Boscawen-un Stone Circle (SW 412 274)

On Sunday morning, we joined up with West Cornwall Dowsers to take a look at Boscawen-un Stone Circle and Creeg Tol.

A small group of about 10 of us gathered at the pre-arranged, rendevous point at the kissing gate beside the A30.  As we waited for Bart (O’Farrell) to arrive, when he didn’t show up and some people thought he was probably having ‘car’ problems, we headed along the track to our first stopping off point at Creeg Tol, a natural outcrop of granite providing a slightly elevated vantage point from where we could see the stone circle to the south-east.

Having been recently cleared from the undergrowth by CASPN, Creeg Tol was easily assessable.  Legend has it that the Giants laid down these stones and left their foot print in one to prove it (see photo).  We found several radiating earth energies here, and I suggested there was a ‘star’ shaped ‘imprint’ on the ground which in some way was also reflecting a heavenly aspect associated with this site.  An area of ‘feel good” energies in general.

On our way to Boscawen-un, we made a brief detour to a standing stone which we had seen in the landscape from Creeg Tol which turned out to be a gate post, surmising that it had probably been a standing stone at some point.  At the stone circle (see photo), we began to investigate some of the mysteries that surround the site posing questions such as: why 19 stones?; Was the angle of lean of the central standing stone deliberate or accidental?; how far down is it ‘seeded’ in the ground?; what is the significance to the one quartz standing stone in the circle? etc. etc…

Familiar to most of us, I suspect (first visit by West Cornwall Dowsers, however), this bronze-age ring is absolutely steeped in ancient ‘wisdom’ long associated as a point of divine revelation which has been used by many different people for centuries to tap into the collective spiritual wisdom that has accumulated here from our ancestors.  It has been the meeting place of the Cornish Gorsedd, for instance, since their inauguration in 1928. On a personal level, a place of annual hand-fasting, and the final location for the most beautiful and lyrical part of the film, ‘Cassandra’ (The Sun and the Stones) that I made with Anja for KerstenWoods Productions.

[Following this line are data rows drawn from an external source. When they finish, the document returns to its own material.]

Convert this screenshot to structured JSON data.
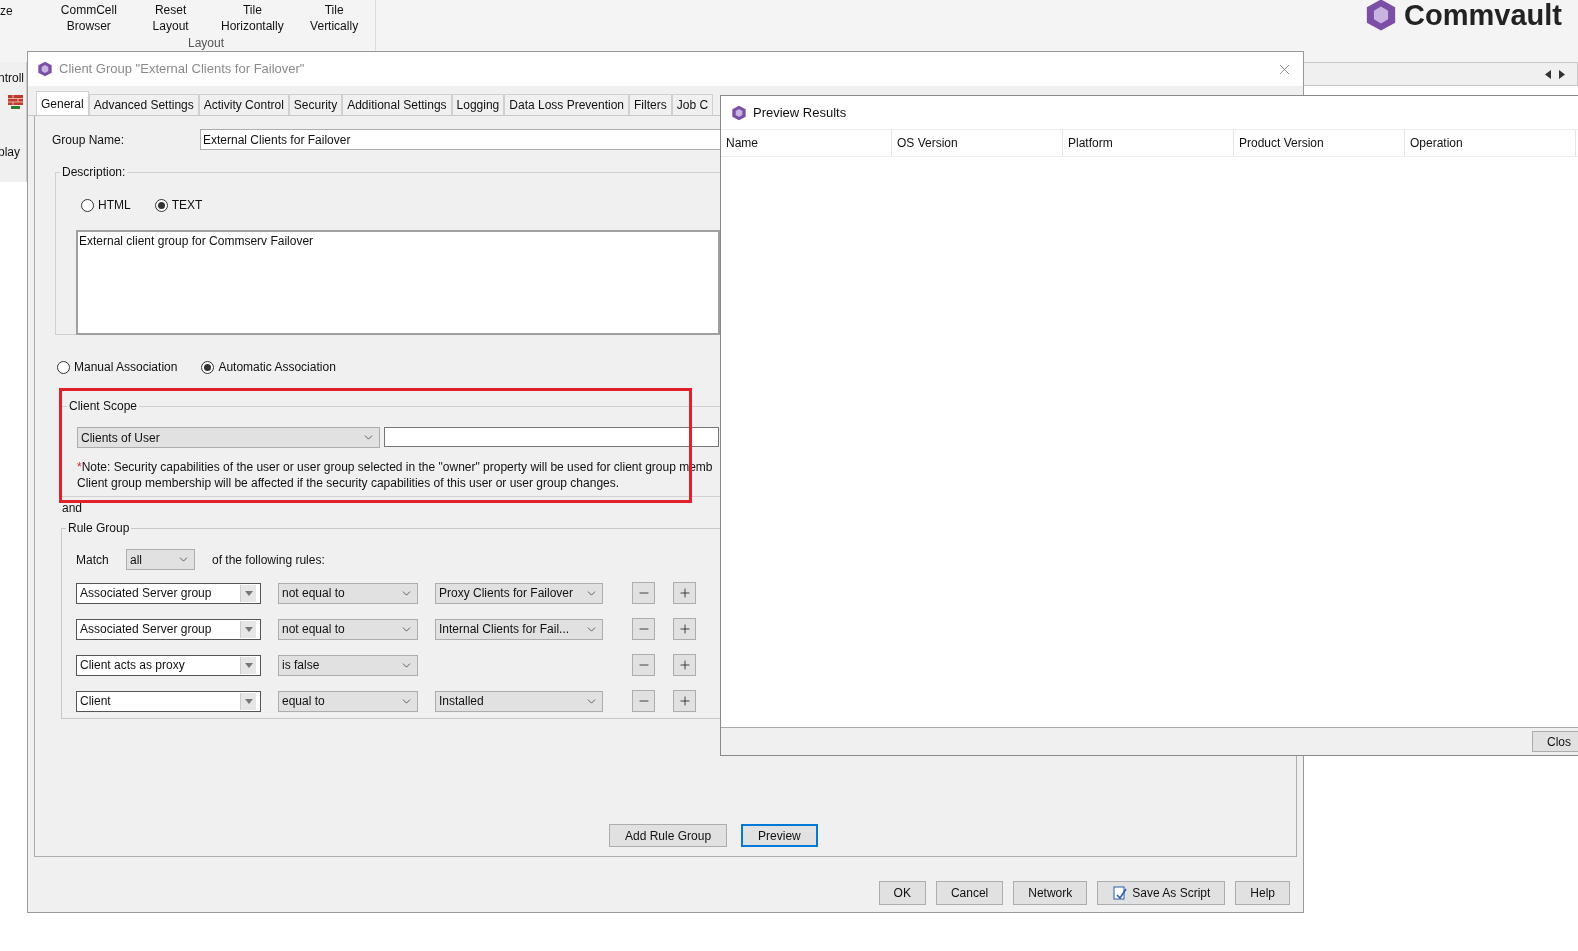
{
  "app": {
    "left_edge_texts": [
      "ze",
      "ntroll",
      "play"
    ],
    "ribbon_buttons": [
      {
        "lines": [
          "CommCell",
          "Browser"
        ]
      },
      {
        "lines": [
          "Reset",
          "Layout"
        ]
      },
      {
        "lines": [
          "Tile",
          "Horizontally"
        ]
      },
      {
        "lines": [
          "Tile",
          "Vertically"
        ]
      }
    ],
    "ribbon_group_label": "Layout",
    "logo_text": "Commvault"
  },
  "dialog": {
    "title": "Client Group \"External Clients for Failover\"",
    "tabs": [
      {
        "label": "General",
        "selected": true
      },
      {
        "label": "Advanced Settings",
        "selected": false
      },
      {
        "label": "Activity Control",
        "selected": false
      },
      {
        "label": "Security",
        "selected": false
      },
      {
        "label": "Additional Settings",
        "selected": false
      },
      {
        "label": "Logging",
        "selected": false
      },
      {
        "label": "Data Loss Prevention",
        "selected": false
      },
      {
        "label": "Filters",
        "selected": false
      },
      {
        "label": "Job C",
        "selected": false
      }
    ],
    "group_name_label": "Group Name:",
    "group_name_value": "External Clients for Failover",
    "description": {
      "legend": "Description:",
      "formats": [
        {
          "label": "HTML",
          "selected": false
        },
        {
          "label": "TEXT",
          "selected": true
        }
      ],
      "text": "External client group for Commserv Failover"
    },
    "association": [
      {
        "label": "Manual Association",
        "selected": false
      },
      {
        "label": "Automatic Association",
        "selected": true
      }
    ],
    "client_scope": {
      "legend": "Client Scope",
      "scope": "Clients of User",
      "note_mark": "*",
      "note_lines": [
        "Note: Security capabilities of the user or user group selected in the \"owner\" property will be used for client group memb",
        "Client group membership will be affected if the security capabilities of this user or user group changes."
      ]
    },
    "and_label": "and",
    "rule_group": {
      "legend": "Rule Group",
      "match_label": "Match",
      "match_value": "all",
      "match_suffix": "of the following rules:",
      "rules": [
        {
          "field": "Associated Server group",
          "operator": "not equal to",
          "value": "Proxy Clients for Failover"
        },
        {
          "field": "Associated Server group",
          "operator": "not equal to",
          "value": "Internal Clients for Fail..."
        },
        {
          "field": "Client acts as proxy",
          "operator": "is false"
        },
        {
          "field": "Client",
          "operator": "equal to",
          "value": "Installed"
        }
      ]
    },
    "rule_buttons": [
      {
        "label": "Add Rule Group",
        "focused": false
      },
      {
        "label": "Preview",
        "focused": true
      }
    ],
    "buttons": [
      {
        "label": "OK",
        "kind": "plain"
      },
      {
        "label": "Cancel",
        "kind": "plain"
      },
      {
        "label": "Network",
        "kind": "plain"
      },
      {
        "label": "Save As Script",
        "kind": "script"
      },
      {
        "label": "Help",
        "kind": "plain"
      }
    ]
  },
  "preview": {
    "title": "Preview Results",
    "columns": [
      "Name",
      "OS Version",
      "Platform",
      "Product Version",
      "Operation"
    ],
    "close_button": "Clos"
  }
}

On my previous visit to this circle, I had envisaged the ring of stones as some sort of perpetual ancient clock, having no beginning and no end, (and therefore, timeless) with the central standing stone acting like a ‘sun dial’ pointing to the first rays of the rising, mid-Summer sun.  On this occasion, I found the Mary Line running through the centre of the circle and out along a well-defined fox run on the western side leading into the neighbouring field.  Could this be a clue to animals connection to magnetic fields in the ground?

I had the urge to snake around the stones and connect with the serpent energies of this ring, perhaps influenced by the current book I am reading at the moment, ‘The Dance of the Dragon‘, by Paul Broadhurst and Hamish Miller, (2000), a book I would thoroughly recommend for anyone interested in leys, earth energies, sacred sites and dowsing.  Interestingly, I was not alone in this inclination as others also expressed a desire to do the same.  Following the swirling line with my dowsing rod that zig-zagged around the stones, some taking a wider sweep around than others, I felt that once more, I had learned something new from the stones, as indeed I do from every visit to this special place – one of my most favourite in Cornwall.

As always, a pleasure to linger in this place and allow ‘time’ to disappear a little.  However, I missed seeing Bart on this occasion and only hope that the trouble with his car was not terminal and that he himself was in good health.  As a seasoned dowser with even a ley line to his name known as the Bart Line, I would like to have heard his views on the ring and on the outcrop.